There’s one more benefit to eggs worth mentioning. Like chocolate, eggs are thought to promote an increase in the “love hormone” oxytocin.
Beef is a very good source of zinc, and beef is also a good source of fat, of which about 40 – 50% is
saturated fat and about 40 – 50% monounsaturated fat. As previously mentioned, total fat, saturated fat,
and monounsaturated fat are all positively associated with the all-important sex hormone testosterone.
Women, take note; not only does zinc help promote healthy levels of testosterone, which you already know is an important sex chemical for you, it also curbs production of the hormone prolactin, which can impair sexual function. It’s normal for both men and women to release prolactin after sex; however, this initiates a negative feedback loop that decreases arousal.
Surprised to see this on the list? Acutely, caffeine can act as a vasoconstrictor (restricting blood flow), and if you’re sensitive to caffeine, it may leave you with an upset stomach and feelings of stress and anxiety, which can impair performance between the sheets. So, it may not be the beverage of choice immediately before sex.
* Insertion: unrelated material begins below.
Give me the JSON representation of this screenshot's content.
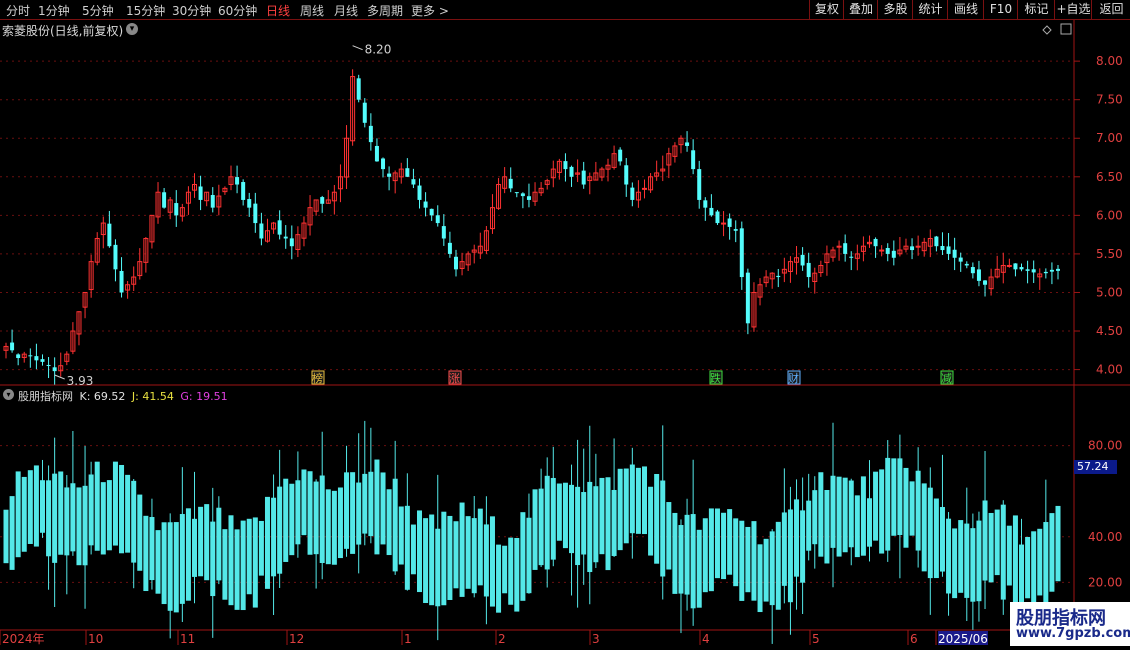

However, in a recent study published in the journal PLOS ONE, researchers from the University of Texas found that men who drink 2 – 3 cups of coffee per day are less likely to experience erectile dysfunction.
In conclusion, the World Health Organization defines sexual health as “a state of physical, emotional, mental and social well-being in relation to sexuality; it is not merely the absence of disease, dysfunction or infirmity. Sexual health requires a positive and respectful approach to sexuality and sexual relationships, as well as the possibility of having pleasurable and safe sexual experiences, free of coercion, discrimination and violence.
For sexual health to be attained and maintained, the sexual rights of all persons must be respected, protected and fulfilled.”
In other words, sex is complicated, and there are many factors that have the potential to influence sexual health, sexuality, sexual performance, and sexual desire. One of those factors, which also has an impact on many other areas of your life web, is your food choices, and we hope that you’ve found this guide to be a helpful start to improving your nutrition to optimize both sexual and overall health.
Can The Ketogenic Diet Really Help Boost Libido
The ketogenic diet can help you lose weight, burn unwanted fat, and improve your health and immunity.
That’s why I created The Ketogenic30 program to help people get into fat-burning ketosis without giving up all carbs and eating MORE calories, all the while exercising less.